Under the 2000 Act a senior police officer may issue an authorisation if he or she considered it “expedient for the prevention of acts of terrorism”. The search can be carried out by a constable in a public place regardless of whether he or she has any grounds for suspicion.


Whether the authorisations and the exercise of stop and search powers under ss. 44 and 45 constituted a disproportionate interference with the applicants’ rights under Article 8.


The powers under ss.44-45 were neither sufficiently circumscribed nor subject to adequate legal safeguards against abuse. They were not therefore “in accordance with the law”, in violation of Article 8:

(1) There was no requirement at the authorisation stage that the stop and search be considered “necessary” and no assessment of the proportionality of the measure.

(2) The breadth of the discretion conferred on the individual police officer was unacceptable. The sole proviso was that the search be carried out for the purpose of looking for articles which could be used in connection with terrorism, with no requirement to demonstrate the existence of any reasonable suspicion. There was a clear risk of arbitrariness and discrimination.

(3) The availability of judicial review or an action in damages was not an adequate safeguard. It was likely to be difficult if not impossible to prove that the power was improperly exercised by a police officer.


A powerful judgment from Strasbourg. With respect to Article 8, the Court rejected the government’s argument that a superficial search undertaken in a public place could not amount to an interference with an individual’s right to privacy. Building on dicta from Peck v UK that certain incidents which take place in public can still fall within the ambit of Article 8, it held that “Although the search is undertaken in a public place, this does not mean that Article 8 is inapplicable. Indeed, in the Court’s view, the public nature of the search may, in certain cases, compound the seriousness of the interference because of an element of humiliation and embarrassment.”

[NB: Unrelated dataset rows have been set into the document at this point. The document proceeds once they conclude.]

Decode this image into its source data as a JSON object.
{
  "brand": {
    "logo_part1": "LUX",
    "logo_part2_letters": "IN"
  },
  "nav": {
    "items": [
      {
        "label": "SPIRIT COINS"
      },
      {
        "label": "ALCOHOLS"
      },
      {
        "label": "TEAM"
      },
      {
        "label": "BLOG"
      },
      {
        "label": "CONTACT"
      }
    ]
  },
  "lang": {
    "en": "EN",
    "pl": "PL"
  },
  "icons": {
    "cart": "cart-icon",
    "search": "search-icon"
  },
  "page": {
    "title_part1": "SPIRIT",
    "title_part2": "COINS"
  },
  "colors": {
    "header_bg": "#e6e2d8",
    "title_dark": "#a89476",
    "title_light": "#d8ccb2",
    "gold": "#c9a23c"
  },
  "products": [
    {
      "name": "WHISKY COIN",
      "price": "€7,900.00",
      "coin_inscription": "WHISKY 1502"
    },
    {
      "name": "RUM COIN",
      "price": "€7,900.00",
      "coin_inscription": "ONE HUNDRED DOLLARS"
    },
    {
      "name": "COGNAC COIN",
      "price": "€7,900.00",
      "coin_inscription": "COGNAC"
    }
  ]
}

Home Secretary Alan Johnson said that the Home Office is to seek referral of the case to the European Court’s Grand Chamber.